You don’t need a controller to play Lila’s Tale; you just need to look. It’s a VR platformer that you interact with by directing your gaze at where you want its heroine to move. Only a demo is available at the moment, but the full game is slated for a third-quarter release later this year for the Samsung Gear VR.
After Lila’s brother disappears into a mysterious dungeon-slash-cave, the player (which a glowing blue light represents) helps her search for him. With your help, she explores the dungeon and solves connect-the-dot puzzles that look like constellations. It has no combat — instead, each time the player solves a puzzle, it damages the enemies.
“Lila is there and performs some actions by herself,” said Skullfish Studios cofounder Gabriela Thobias in an interview with GamesBeat. “But the player is what guides her and protects her. If an enemy goes after her, the player has to move faster through the puzzle so she can stay ahead and make it safely to the end.”
Lila’s Tale isn’t the only VR game that uses gaze-based controls. For example, Land’s End from developer Ustwo (Monument Valley) also lets the player interact with the environment by looking at it. In an interview with GamesBeat, Ustwo artist Jonathon Topf said that the design decision came from trying to figure out a VR-native scheme of user interaction.
Skullfish first tried designing Lila’s Tale for a traditional controller but, like Ustwo, decided that it didn’t feel very intuitive. So it stripped down the controls to just your eyes.

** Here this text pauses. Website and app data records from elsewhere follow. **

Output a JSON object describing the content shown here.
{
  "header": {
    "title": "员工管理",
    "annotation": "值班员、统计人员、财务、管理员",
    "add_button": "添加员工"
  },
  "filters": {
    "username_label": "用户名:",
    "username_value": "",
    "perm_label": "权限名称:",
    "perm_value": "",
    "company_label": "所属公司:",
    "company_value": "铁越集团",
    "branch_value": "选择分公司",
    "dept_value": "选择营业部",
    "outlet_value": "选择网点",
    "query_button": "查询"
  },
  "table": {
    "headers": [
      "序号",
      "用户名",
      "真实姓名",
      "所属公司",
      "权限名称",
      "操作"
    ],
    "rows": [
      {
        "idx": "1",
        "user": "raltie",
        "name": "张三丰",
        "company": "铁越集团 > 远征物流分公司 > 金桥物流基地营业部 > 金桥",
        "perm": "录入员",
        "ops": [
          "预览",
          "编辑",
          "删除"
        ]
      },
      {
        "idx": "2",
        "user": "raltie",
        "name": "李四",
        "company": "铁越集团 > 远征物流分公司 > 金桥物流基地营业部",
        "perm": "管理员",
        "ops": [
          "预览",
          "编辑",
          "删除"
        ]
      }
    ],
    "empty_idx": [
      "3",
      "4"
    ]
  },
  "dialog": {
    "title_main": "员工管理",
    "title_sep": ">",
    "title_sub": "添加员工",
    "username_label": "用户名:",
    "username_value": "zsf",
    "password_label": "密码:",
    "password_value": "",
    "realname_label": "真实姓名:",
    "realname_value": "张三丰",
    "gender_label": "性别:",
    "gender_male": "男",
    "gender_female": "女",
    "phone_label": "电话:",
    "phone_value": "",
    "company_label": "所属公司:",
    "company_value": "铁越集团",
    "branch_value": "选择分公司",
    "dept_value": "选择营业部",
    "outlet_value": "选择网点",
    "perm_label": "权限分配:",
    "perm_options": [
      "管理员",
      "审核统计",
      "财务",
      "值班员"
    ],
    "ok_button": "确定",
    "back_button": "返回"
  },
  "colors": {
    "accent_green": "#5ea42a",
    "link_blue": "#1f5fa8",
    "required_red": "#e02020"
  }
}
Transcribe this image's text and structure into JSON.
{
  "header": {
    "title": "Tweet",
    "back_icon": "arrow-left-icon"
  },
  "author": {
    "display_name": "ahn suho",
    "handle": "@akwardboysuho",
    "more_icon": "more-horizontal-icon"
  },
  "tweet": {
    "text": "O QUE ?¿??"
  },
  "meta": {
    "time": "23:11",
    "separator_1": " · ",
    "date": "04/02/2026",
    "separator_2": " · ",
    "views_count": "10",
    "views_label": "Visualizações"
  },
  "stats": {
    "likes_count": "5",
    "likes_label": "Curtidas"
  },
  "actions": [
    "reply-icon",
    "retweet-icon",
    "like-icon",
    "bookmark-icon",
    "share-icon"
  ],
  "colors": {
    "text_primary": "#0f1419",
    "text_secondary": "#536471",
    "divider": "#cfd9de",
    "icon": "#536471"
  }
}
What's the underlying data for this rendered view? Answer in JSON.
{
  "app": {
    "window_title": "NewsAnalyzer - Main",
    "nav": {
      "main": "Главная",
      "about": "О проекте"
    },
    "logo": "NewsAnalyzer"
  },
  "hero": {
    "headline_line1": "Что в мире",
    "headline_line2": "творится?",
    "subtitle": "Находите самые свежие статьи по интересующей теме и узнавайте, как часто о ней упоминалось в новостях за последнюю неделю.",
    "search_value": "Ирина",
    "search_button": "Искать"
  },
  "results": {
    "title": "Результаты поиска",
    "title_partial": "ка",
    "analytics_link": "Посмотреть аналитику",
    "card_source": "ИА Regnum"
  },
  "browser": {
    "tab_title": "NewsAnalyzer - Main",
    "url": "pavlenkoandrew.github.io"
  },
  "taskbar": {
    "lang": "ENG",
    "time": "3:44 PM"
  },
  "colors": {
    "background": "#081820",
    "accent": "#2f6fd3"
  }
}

“It’s not exactly eye tracking,” Thobias explained. “It’s where you aim the Gear VR. She’ll always follow toward that point, or try her best to follow it.”
The reason for the connect-the-dots-type puzzles, Thobias said, is because the studio found it to be the most natural way to interact with the environment using gaze-only controls. That’s because the dots are all within the player’s field of view, so it’s easy to keep track of where all the different elements are. Now the challenge is to make sure the environmental feedback, such as sound design and visual cues, are robust enough to tell the player what’s going on around them while they’re in the midst of puzzle-solving.
Lila’s Tale is the young studio’s first game. However, both Thobias and her cofounder, Rafael Ferrari, have experience with developing VR games. They both previously worked at Black River Studios, a fellow Brazilian indie games studio, where Thobias was a user interface and user experience designer and Ferrari was a lead engineer. Black River has released games like Rococo (a murder mystery game) and Rock & Rails (a music-themed action shooter) for VR. After leaving Black River and starting Skullfish, Thobias and Ferrari received funding from GameFounders, a global game accelerator earlier this year.
Though the game focuses more on puzzles and gameplay over story, Thobias said that they still want players to feel a connection to Lila.
“We were definitely inspired by [The Legend of Zelda],” Thobias said. “And other games like Rime and Child of Light. Games that make you feel like you care about the characters. You want to protect them.”